Directions
Entries follow. Return each line that contains the word "kind".

Data for this exercise
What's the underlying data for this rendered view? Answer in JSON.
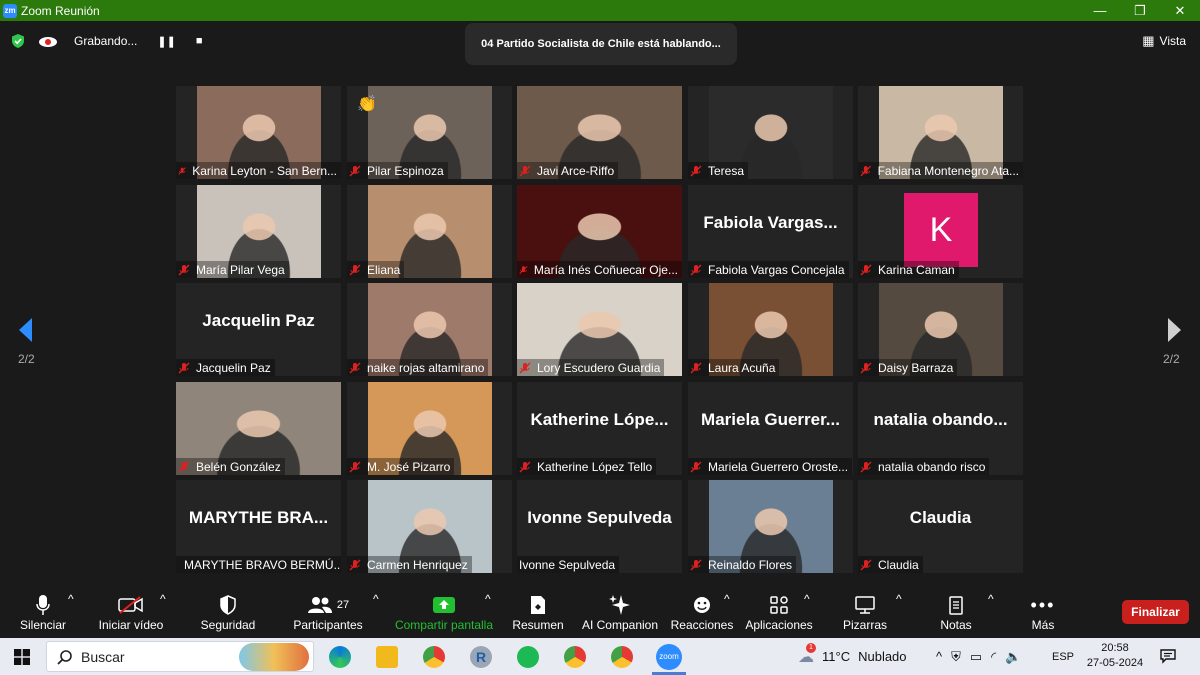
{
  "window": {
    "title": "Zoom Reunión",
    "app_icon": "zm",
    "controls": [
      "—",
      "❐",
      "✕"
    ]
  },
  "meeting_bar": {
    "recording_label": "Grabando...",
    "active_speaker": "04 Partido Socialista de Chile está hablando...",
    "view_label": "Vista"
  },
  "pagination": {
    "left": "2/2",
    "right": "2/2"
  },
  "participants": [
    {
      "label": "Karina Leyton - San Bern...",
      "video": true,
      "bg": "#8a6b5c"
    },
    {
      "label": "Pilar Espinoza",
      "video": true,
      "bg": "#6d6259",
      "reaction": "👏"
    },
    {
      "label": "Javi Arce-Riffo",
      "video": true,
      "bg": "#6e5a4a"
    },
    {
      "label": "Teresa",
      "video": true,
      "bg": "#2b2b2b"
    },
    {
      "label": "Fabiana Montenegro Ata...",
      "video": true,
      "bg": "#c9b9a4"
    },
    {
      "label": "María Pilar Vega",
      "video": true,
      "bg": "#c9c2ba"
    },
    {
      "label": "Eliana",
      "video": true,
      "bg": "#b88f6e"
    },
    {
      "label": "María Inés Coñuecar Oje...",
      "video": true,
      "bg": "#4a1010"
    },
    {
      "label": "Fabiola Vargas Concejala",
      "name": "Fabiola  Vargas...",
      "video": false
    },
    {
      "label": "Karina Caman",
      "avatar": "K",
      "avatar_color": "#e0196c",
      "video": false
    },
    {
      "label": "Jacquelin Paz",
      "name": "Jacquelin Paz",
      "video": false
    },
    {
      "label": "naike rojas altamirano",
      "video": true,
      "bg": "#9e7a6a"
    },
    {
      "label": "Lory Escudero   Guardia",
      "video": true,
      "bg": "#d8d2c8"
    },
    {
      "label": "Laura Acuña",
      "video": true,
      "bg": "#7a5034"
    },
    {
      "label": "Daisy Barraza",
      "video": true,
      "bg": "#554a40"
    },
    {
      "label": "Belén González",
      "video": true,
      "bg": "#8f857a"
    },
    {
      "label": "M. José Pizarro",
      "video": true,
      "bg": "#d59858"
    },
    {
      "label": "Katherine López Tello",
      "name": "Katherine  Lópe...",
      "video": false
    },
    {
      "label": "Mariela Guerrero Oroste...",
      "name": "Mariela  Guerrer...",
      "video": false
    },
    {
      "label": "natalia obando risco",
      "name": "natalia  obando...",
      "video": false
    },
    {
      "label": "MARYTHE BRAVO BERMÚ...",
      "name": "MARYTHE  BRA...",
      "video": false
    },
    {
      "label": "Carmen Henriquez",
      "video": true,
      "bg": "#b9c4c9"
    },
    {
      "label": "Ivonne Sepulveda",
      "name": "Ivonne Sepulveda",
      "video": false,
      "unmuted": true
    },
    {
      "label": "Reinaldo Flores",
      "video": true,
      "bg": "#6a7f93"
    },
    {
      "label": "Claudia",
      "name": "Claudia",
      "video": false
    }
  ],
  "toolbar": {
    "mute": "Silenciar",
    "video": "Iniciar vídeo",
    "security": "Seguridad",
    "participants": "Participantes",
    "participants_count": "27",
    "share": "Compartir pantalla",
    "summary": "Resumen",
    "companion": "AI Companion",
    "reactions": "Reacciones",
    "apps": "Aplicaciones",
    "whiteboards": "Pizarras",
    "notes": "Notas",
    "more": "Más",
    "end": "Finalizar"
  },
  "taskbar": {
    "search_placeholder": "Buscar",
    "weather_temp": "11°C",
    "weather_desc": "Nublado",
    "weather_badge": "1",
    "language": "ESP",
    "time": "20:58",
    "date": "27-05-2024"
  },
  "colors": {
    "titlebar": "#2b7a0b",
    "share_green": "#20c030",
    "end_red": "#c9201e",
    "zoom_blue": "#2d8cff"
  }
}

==

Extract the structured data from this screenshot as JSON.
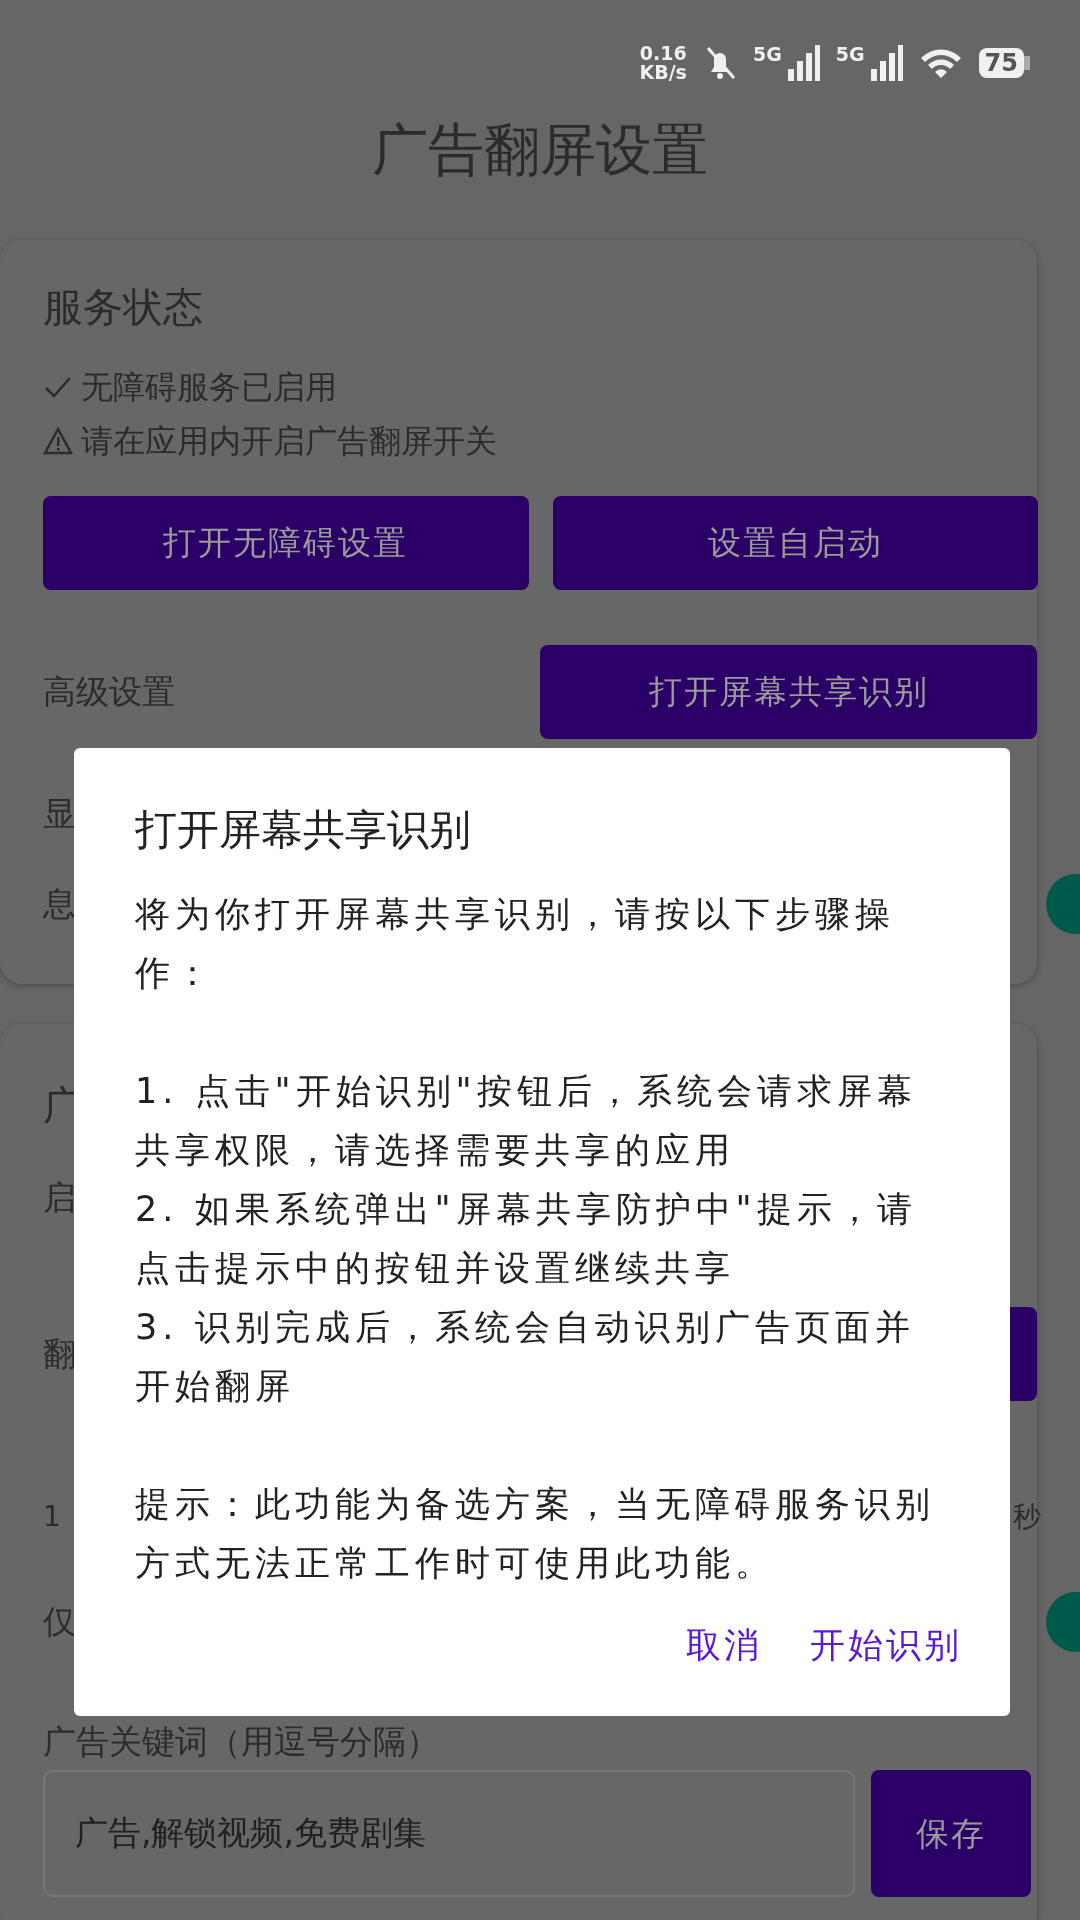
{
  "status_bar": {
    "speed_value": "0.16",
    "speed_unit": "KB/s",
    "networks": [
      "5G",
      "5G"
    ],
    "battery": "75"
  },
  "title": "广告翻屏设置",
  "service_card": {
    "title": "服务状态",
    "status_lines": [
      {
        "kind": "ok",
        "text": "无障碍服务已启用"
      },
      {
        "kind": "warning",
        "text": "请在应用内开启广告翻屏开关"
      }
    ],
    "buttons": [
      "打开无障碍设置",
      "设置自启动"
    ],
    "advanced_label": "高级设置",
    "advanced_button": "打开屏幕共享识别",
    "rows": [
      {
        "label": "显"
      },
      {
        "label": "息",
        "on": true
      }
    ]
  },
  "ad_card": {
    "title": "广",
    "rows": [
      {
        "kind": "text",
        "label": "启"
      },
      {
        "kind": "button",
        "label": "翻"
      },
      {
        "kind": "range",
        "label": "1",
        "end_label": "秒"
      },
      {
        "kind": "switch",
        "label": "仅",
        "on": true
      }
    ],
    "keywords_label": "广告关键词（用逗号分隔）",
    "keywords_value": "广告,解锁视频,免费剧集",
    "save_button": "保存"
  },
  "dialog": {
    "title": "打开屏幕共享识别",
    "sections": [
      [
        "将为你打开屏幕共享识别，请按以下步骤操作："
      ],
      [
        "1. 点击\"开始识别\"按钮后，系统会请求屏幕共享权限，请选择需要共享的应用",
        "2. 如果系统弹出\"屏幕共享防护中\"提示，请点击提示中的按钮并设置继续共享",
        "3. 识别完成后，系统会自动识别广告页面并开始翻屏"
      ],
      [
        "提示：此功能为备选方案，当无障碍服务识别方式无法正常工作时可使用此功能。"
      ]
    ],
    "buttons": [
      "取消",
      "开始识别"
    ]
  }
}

Answer to this problem
        "kind": "ok",
        "kind": "warning",
        "kind": "text",
        "kind": "button",
        "kind": "range",
        "kind": "switch",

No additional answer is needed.